Crakes and Rails

 Coot - March 2000 Both Moorhen and Coot may be found year round, with Coot numbers boosted by migrants in winter.  Water Rail is an occasional visitor which is heard more often than it is seen.   Listen out for a sound like a squealing pig!


Chard is generally poor for waders, with Common Sandpiper the most likely find.  Snipe and Green Sandpipers are also regular. Redshank, Greenshank, Dunlin or Black-tailed Godwit are the next most likely occasional find. Look out for waders in August and September if the water level is low.

Gulls and Terns

 Black Headed Gull and Common Gull - Jan 2000 Black-headed Gulls and Herring Gulls are most likely, with Lesser Black-backed and Common Gull also often present.   Mediterranean Gull is an increasingly regular but still unusual visitor.   Terns do visit in the summer, but no species is common.


Kingfishers are frequent visitors to Chard and they nest nearby.   Despite their brilliant colours, these birds are often first noticed by the distinctive high pitched piping call.  

Woodland Birds

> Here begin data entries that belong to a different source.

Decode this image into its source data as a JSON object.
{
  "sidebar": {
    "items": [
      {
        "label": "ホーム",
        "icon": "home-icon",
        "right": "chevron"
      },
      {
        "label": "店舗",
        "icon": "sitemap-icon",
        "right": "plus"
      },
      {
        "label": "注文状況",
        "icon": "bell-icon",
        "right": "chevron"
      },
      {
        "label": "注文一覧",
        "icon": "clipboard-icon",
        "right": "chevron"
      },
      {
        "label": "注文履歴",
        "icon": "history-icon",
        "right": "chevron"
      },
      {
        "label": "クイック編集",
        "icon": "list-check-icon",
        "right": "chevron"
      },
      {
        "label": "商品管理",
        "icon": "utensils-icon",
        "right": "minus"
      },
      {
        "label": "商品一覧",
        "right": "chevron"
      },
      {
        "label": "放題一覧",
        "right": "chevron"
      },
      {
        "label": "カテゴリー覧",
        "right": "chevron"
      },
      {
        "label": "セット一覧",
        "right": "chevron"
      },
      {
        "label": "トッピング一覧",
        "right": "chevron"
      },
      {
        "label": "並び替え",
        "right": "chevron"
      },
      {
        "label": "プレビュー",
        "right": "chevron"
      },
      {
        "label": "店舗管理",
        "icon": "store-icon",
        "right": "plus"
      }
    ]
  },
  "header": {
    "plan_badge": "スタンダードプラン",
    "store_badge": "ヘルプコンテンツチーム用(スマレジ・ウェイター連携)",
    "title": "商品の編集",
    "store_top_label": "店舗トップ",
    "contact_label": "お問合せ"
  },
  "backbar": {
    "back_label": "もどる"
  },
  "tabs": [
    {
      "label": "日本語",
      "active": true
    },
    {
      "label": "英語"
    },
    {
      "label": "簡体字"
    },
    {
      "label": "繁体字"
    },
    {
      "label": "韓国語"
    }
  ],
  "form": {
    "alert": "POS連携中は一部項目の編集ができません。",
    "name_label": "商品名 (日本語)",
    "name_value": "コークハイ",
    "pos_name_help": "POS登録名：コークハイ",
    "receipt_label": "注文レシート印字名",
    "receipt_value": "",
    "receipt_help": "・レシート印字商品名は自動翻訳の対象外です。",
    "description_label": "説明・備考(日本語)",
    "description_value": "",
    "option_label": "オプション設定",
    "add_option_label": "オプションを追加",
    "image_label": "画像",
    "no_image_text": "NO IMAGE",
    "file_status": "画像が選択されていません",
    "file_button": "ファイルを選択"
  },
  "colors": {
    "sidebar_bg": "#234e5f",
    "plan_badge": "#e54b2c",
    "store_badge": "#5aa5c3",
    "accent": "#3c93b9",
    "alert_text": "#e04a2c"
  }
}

The surrounding woods are excellent for some solid woodland species like Treecreeper, Nuthatch and Jay. Long Tailed Tit - Jan 2000   You're also very likely to find Long Tailed Tits and maybe Marsh Tits in the area near the hide.  Spotted Flycatchers are tricky to spot, usually high up in the tallest trees, but try the East side woods in May. All three woodpecker species have occurred at Chard, but the sparrow sized Lesser Spotted Woodpecker was last seen in 2011.


The woods attract Chiffchaff, Willow Warbler and Blackcap, and the reeds attract Reed Warblers to breed. 


Reed Buntings used to be regular, but sometimes elusive and less common recently.




All photos on this page taken at Chard Reservoir by Kevin Harris.